The Invention of the Alphabet
In 1905, Sir Flinders Petrie found at Serabit el Khadem in the Sinai Peninsula a dozen short texts inscribed in an unknown pictographic script now called Proto-Sinaitic. He dated them to about 1500 BCE. The Harvard Expeditions in 1927, 1930, and 1935 greatly expanded the corpus of Proto - Sinaitic texts. Sir Alan Gardner took the first steps of decipherment in 1971. He noted a recurrent series of signs going - oxgoad-house-eye-oxgoadcross, followed by and acrophonic principle. Gardiner's decipherment and the other attempts to do so have more or less settled the 40 years debate - for instance, were the names primary, part of the invention of the alphabet or secondary mnemonic devices -- as to how the alphabet was devised. Some questions still exist however.

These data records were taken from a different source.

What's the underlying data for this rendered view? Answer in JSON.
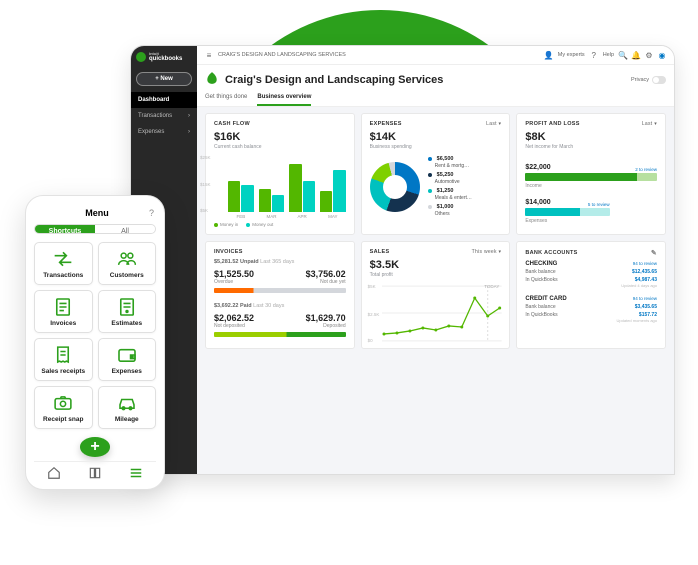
{
  "brand": {
    "logo_label": "quickbooks",
    "intuit": "intuit"
  },
  "sidebar": {
    "new_button": "+ New",
    "items": [
      {
        "label": "Dashboard",
        "active": true
      },
      {
        "label": "Transactions",
        "active": false
      },
      {
        "label": "Expenses",
        "active": false
      }
    ]
  },
  "topbar": {
    "breadcrumb": "CRAIG'S DESIGN AND LANDSCAPING SERVICES",
    "my_experts": "My experts",
    "help": "Help"
  },
  "page": {
    "title": "Craig's Design and Landscaping Services",
    "privacy_label": "Privacy"
  },
  "tabs": [
    {
      "label": "Get things done",
      "active": false
    },
    {
      "label": "Business overview",
      "active": true
    }
  ],
  "cards": {
    "cashflow": {
      "header": "CASH FLOW",
      "amount": "$16K",
      "subtitle": "Current cash balance",
      "legend_in": "Money in",
      "legend_out": "Money out"
    },
    "expenses": {
      "header": "EXPENSES",
      "selector": "Last",
      "amount": "$14K",
      "subtitle": "Business spending",
      "items": [
        {
          "amount": "$6,500",
          "label": "Rent & mortg…",
          "color": "#0077c5"
        },
        {
          "amount": "$5,250",
          "label": "Automotive",
          "color": "#14324f"
        },
        {
          "amount": "$1,250",
          "label": "Meals & entert…",
          "color": "#00c1bf"
        },
        {
          "amount": "$1,000",
          "label": "Others",
          "color": "#d4d7dc"
        }
      ]
    },
    "profitloss": {
      "header": "PROFIT AND LOSS",
      "selector": "Last",
      "amount": "$8K",
      "subtitle": "Net income for March",
      "income": {
        "value": "$22,000",
        "label": "Income",
        "review": "2 to review"
      },
      "expenses": {
        "value": "$14,000",
        "label": "Expenses",
        "review": "5 to review"
      }
    },
    "invoices": {
      "header": "INVOICES",
      "unpaid": {
        "total": "$5,281.52 Unpaid",
        "period": "Last 365 days",
        "overdue_amt": "$1,525.50",
        "overdue_lbl": "Overdue",
        "notdue_amt": "$3,756.02",
        "notdue_lbl": "Not due yet"
      },
      "paid": {
        "total": "$3,692.22 Paid",
        "period": "Last 30 days",
        "notdep_amt": "$2,062.52",
        "notdep_lbl": "Not deposited",
        "dep_amt": "$1,629.70",
        "dep_lbl": "Deposited"
      }
    },
    "sales": {
      "header": "SALES",
      "selector": "This week",
      "amount": "$3.5K",
      "subtitle": "Total profit",
      "today_label": "TODAY",
      "y_top": "$5K",
      "y_mid": "$2.5K",
      "y_bot": "$0"
    },
    "bank": {
      "header": "BANK ACCOUNTS",
      "checking": {
        "title": "CHECKING",
        "review": "94 to review",
        "rows": [
          {
            "label": "Bank balance",
            "value": "$12,435.65",
            "meta": "Updated 4 days ago"
          },
          {
            "label": "In QuickBooks",
            "value": "$4,987.43",
            "meta": ""
          }
        ]
      },
      "credit": {
        "title": "CREDIT CARD",
        "review": "94 to review",
        "rows": [
          {
            "label": "Bank balance",
            "value": "$3,435.65",
            "meta": "Updated moments ago"
          },
          {
            "label": "In QuickBooks",
            "value": "$157.72",
            "meta": ""
          }
        ]
      }
    }
  },
  "chart_data": {
    "cashflow_bars": {
      "type": "bar",
      "ylim": [
        0,
        25000
      ],
      "yticks": [
        "$25K",
        "$15K",
        "$5K"
      ],
      "categories": [
        "FEB",
        "MAR",
        "APR",
        "MAY"
      ],
      "series": [
        {
          "name": "Money in",
          "color": "#53b700",
          "values": [
            15000,
            11000,
            23000,
            10000
          ]
        },
        {
          "name": "Money out",
          "color": "#00d2c1",
          "values": [
            13000,
            8000,
            15000,
            20000
          ]
        }
      ]
    },
    "sales_line": {
      "type": "line",
      "ylim": [
        0,
        5000
      ],
      "points": [
        600,
        700,
        900,
        1200,
        1000,
        1400,
        1300,
        3800,
        2200,
        3000
      ]
    }
  },
  "phone": {
    "menu_title": "Menu",
    "seg_shortcuts": "Shortcuts",
    "seg_all": "All",
    "tiles": [
      {
        "label": "Transactions"
      },
      {
        "label": "Customers"
      },
      {
        "label": "Invoices"
      },
      {
        "label": "Estimates"
      },
      {
        "label": "Sales receipts"
      },
      {
        "label": "Expenses"
      },
      {
        "label": "Receipt snap"
      },
      {
        "label": "Mileage"
      }
    ]
  }
}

Other important discoveries bearing on the alphabetic origins have been made. It is thought that an alphabetic system based on old Canaanite pictographic alphabet also existed. Beginning in 1929, a series of magnificent epigraphic inscriptions were discovered in Ugarit, on the coast of Syria. The main group of texts contained epic and mythological works inscribed in a cuneiform alphabet in an early Canaanite dialect of the 14th century BCE. Scholars now believe that this alphabet, called the Canaanite-cuneiform alphabet, was used throughout Syria-Palestine. This was shown when an Ugaritic abcdiaris were discovered, first published 1957. One group lists alphabetic signs following precise order that survives in Hebrew and Aramaic, and Greek. Another abcdiary lists the signs of the Ugaritic alphabet in order and adds Babylonian signs, which allows us to reconstruct the names of the letters of the alphabet in the 14th century BCE. These names alp, bet, gaml are ancestral to the Phoenician and Greek names. The Ugaritic texts confirm other evidence that the names of the old Canaanite signs and their order are at least as old as the 14th century BCE. The acrophonic principle, integral to the names of the signs, went back to the invention of the script.
In sum, we have a steady accumulation of early alphabetic inscriptions which now can be classified under two headings: Old Canaanite, transparently pictographic in origin, found in Syria-Palestine, belonging to the same genre as the pictographic script of Sinai; and Linear Phoenician inscriptions, easily read, an alphabetic script which is an ancestor of the Hebrew, Aramaic, and Greek scripts. We now recognize clearly for the first time certain features of the two styles of alphabetic writing. The Old Canaanite alphabets were multidirectional: horizontally right to left, left to right, and vertically, and boustrophedon. In Linear Phoenician the direction was fixed: right to left horizontal writing was standardized and the stance of letters becomes fixed. On the El-Khader arrowheads and the older Canaanite system letter/pictographic faced out from the direction of writing. The Greek script was borrowed from before the standardization of direction and stance. Early Greek was multi-directional and indeed standardized in horizontal left to right writing. Generally therefore Greek letters face in the opposite direction from Phoenician.